After the Battle of Ahzab, the Prophet (s) and his army went to Banu Qurayza, and after fifteen days of siege they proposed a compromise and agreed on Sa'd b. Mu'adh as the arbiter. Contrary to what his tribe preferred, Sa'd ruled that male warriors of Banu Quraza be killed and their property be divided up among Muslim warriors. However, Sayyid Ja'far Shahidi, a contemporary scholar and historiographer, has cast doubts on the accuracy of this account, because of inconsistencies in historical sources as well as certain external evidence. The reason for the Battle of Banu Qurayza was their cooperation with polytheists in the Battle of Ahzab.
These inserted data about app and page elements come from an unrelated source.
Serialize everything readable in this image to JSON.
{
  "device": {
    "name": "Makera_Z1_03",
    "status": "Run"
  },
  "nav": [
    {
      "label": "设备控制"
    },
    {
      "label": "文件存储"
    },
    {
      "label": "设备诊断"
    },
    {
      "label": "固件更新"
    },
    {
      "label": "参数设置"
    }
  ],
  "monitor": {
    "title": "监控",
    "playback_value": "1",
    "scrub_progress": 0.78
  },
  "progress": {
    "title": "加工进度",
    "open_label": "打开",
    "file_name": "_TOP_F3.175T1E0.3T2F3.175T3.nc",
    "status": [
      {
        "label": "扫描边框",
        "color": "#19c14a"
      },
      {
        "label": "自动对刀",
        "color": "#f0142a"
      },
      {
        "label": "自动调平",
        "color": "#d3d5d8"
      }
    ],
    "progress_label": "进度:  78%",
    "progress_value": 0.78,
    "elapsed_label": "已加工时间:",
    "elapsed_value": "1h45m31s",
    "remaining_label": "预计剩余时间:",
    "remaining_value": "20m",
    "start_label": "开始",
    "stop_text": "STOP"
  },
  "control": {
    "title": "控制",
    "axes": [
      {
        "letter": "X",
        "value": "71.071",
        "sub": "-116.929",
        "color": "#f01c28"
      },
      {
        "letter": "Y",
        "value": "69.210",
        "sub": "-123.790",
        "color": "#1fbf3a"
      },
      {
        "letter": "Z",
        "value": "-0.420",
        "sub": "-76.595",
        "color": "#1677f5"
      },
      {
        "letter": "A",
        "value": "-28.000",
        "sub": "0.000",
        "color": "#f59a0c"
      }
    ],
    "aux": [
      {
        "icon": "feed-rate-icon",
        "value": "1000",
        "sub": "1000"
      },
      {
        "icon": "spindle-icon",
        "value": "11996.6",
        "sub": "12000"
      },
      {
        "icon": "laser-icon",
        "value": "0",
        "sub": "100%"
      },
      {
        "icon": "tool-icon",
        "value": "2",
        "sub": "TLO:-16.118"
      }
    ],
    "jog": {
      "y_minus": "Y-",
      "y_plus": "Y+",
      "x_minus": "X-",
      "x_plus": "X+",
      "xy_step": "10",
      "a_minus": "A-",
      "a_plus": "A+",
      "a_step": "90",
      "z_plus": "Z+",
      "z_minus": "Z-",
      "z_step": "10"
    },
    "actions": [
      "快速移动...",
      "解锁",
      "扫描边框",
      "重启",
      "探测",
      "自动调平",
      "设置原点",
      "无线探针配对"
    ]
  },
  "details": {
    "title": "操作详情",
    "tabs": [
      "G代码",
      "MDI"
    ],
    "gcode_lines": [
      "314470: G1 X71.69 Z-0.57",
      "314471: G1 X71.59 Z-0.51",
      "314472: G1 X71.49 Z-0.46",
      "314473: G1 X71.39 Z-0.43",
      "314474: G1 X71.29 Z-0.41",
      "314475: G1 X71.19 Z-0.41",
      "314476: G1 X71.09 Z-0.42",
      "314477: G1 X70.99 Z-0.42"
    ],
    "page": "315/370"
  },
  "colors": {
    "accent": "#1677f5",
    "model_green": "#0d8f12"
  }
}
According to historical sources, Banu Qurayza and Banu Nadir tribes were from the progeny of Aaron, the brother of the Prophet Moses (a), who lived in and governed Yathrib before the migration of Aws and Khazraj tribes to the town. However, when the Jewish government of Yemen was defeated by the Christian king of Abyssinia, Jews in Yathrib were also defeated by Khazraj in a battle, and since then, the town was governed by the Khazraj tribe.
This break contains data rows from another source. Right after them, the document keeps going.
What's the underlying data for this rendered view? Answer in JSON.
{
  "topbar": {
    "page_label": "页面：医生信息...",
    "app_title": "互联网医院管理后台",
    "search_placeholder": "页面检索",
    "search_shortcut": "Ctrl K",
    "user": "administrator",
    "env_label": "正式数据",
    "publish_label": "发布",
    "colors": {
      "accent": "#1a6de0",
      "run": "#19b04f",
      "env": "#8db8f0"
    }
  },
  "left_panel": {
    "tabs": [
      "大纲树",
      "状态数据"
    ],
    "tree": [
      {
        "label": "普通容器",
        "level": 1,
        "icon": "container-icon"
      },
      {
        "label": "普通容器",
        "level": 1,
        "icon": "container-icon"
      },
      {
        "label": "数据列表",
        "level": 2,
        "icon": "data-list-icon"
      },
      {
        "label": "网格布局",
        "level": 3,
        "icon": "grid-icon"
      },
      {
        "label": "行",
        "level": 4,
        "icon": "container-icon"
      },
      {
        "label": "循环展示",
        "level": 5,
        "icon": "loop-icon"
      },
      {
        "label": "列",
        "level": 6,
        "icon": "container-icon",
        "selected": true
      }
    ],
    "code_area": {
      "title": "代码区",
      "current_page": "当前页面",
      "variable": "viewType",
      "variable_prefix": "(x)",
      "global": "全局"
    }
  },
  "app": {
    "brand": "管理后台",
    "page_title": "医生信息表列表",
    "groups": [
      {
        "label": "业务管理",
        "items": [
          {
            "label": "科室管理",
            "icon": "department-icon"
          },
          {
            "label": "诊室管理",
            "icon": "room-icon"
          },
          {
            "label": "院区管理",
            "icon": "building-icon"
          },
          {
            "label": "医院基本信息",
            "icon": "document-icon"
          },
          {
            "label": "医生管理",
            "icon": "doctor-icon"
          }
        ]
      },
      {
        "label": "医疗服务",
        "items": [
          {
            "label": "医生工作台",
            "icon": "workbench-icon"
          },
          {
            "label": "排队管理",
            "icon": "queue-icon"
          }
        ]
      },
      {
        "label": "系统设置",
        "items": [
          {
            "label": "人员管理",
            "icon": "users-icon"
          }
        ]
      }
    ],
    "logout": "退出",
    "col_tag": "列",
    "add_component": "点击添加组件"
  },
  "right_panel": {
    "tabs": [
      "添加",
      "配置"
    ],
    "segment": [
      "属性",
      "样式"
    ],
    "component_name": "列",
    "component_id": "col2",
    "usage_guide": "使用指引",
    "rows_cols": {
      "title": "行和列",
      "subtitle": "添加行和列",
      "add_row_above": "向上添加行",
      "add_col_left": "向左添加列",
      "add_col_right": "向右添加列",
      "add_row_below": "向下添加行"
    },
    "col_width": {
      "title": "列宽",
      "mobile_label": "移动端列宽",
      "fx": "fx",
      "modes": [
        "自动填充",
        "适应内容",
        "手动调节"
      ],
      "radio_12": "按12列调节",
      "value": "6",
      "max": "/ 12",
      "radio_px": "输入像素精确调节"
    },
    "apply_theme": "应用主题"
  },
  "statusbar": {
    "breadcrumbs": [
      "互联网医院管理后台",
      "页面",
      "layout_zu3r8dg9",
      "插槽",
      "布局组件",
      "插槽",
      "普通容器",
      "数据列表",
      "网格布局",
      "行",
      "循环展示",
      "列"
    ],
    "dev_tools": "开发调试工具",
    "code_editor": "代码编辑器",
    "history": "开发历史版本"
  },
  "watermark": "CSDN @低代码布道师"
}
General Facts

In many historical sources, the Jewish tribes of Banu Qurayza and Banu Nadir are said to be from the progeny of Aaron the brother of the Prophet Moses (a). However, in some other sources, Banu Qurayza are said to be from the Judham clan in Palestine who converted to Judaism in the period of 'Adiya b. Samawa'al.
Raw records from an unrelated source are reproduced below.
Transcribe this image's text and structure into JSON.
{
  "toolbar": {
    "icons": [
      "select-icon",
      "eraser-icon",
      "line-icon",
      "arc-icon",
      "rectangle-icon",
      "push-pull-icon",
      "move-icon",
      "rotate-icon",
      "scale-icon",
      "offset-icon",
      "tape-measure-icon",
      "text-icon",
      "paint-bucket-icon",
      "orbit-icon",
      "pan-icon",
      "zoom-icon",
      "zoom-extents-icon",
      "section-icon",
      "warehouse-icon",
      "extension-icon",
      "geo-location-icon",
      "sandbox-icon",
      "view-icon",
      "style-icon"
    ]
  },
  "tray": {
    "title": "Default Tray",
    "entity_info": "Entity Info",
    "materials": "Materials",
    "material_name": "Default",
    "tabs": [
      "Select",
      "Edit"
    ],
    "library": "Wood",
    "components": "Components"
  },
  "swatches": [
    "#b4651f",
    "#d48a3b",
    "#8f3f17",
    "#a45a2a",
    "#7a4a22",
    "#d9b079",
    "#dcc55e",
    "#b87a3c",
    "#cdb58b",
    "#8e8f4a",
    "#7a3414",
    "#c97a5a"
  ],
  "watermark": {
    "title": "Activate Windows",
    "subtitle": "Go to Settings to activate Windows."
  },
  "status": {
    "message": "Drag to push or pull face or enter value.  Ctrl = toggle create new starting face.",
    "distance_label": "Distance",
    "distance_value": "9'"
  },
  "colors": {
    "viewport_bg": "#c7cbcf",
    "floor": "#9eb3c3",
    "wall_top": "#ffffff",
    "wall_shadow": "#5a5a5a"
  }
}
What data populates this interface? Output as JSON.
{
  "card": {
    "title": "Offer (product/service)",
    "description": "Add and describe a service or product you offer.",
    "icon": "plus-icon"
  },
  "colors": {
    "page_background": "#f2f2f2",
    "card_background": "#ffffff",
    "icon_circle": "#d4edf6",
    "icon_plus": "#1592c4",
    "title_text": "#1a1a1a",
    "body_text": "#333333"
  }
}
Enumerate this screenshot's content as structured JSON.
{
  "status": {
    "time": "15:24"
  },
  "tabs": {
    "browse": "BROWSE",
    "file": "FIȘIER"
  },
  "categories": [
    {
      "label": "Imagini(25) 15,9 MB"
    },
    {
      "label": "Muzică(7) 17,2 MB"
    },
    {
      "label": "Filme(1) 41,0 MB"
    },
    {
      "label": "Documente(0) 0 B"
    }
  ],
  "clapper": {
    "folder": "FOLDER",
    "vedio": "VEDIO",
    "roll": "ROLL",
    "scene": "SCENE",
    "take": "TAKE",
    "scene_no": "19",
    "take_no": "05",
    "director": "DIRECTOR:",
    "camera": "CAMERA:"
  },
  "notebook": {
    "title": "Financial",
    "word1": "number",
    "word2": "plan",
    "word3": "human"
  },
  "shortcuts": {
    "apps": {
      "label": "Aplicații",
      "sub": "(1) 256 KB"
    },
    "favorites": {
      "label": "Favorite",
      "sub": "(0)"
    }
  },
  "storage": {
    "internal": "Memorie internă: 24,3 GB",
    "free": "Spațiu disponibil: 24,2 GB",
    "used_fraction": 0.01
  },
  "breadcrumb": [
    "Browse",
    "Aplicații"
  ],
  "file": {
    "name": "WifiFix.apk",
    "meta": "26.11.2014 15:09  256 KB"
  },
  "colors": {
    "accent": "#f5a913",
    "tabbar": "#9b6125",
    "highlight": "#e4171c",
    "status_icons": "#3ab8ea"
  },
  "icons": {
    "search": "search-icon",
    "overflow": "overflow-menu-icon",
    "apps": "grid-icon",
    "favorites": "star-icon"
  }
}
Allegedly, the Jews of Banu Qurayza lived in Yathrib before the migration of the Arabian tribes of Aws and Khazraj to the town. Thus, in the wake of Jewish-Roman wars in seventy, Banu Qurayza fled to Hijaz and inhabited Mahzur near Yathrib.

Along with other Jewish tribes, Banu Qurayza governed Yathrib. Allegedly, their commander was al-Qaytuwan or Fatyun who was a taxpayer to the Iranian ruler, al-Zarih (in Bahrain). According to historical sources, when the Jewish government in Yemen was defeated by the Christian king of Abyssinia, the Jews of Medina were undermined. Finally, in a battle between Khazraj and the Jews, their commander was killed and Arabs overtook the town.

Because of the dominance of Arab tribes on Medina, many Jews left the city. It is also reported that near the emergence of Islam, Jewish tribes lived outside the city in their forts. In this period, Banu Qurayza had greater population and influence as compared to Banu Nadir and Banu Qaynuqa'. They lived in the southeast of Medina and were mainly engaged in agriculture.

The Battle of Banu Qurayza

According to some authors, the only independent account of Banu Qurayza in Islamic sources is the one concerning Muslims' war with them in 5/626. Other accounts of their history and events appear as part of the history of Aws and Khazraj.

The Battle of Banu Qurayza allegedly occurred in late Dhu l-Qa'da and early Dhu l-Hajja in 5/April 626, and was the last conflict between Muslims and the Jews of Medina. According to Islamic sources, immediately after the Battle of Ahzab and the retreat of the enemies, the Prophet (s) raged a war against Banu Qurayza. Muslims besieged the forts and homes of Banu Qurayza for fifteen days, and then the Jews proposed a compromise and agreed on Sa'd b. Mu'adh as their arbiter.

According to historical sources, despite his injuries and sickness, Sa'd b. Mu'adh left his tent and went to Banu Qurayza, and contrary to what his tribe, as an ally with Banu Qurayza, expected, he ruled that male warriors of Banu Qurayza must be killed, their property must be divided up, and their children must be captivated. According to sources, the Prophet (s) characterized Sa'd's ruling as the ruling of God. The war with Banu Qurayza occurred because they had violated their pact with Muslims and cooperated with polytheists in the Battle of Ahzab against Muslims.

Sayyid Ja'far Shahidi, a contemporary scholar and historiographer, cites remarkable inconsistencies in historical sources as well as external facts such as the population of Medina and the Prophet's (s) kind character, and thereby, casts doubts over the accuracy of the account, and in particular, the massacre of six hundred to nine hundred people from Banu Qurayza. He characterizes the event as a myth fabricated by people of Khazraj in order to downgrade the status of Aws in the eyes of the Prophet (s).

In his al-Maghazi al-nabawiyya, Ibn Shihab al-Zuhri (51/671-124/742) refers to Sa'd b. Mu'adh's ruling and the Prophet's (s) endorsement of the ruling. However, he only confirms the killing of Huyayy b. Akhtab, the senior figure of Banu Nadir who encouraged Banu Qurayza to hostility towards the Prophet (s).

See Also

References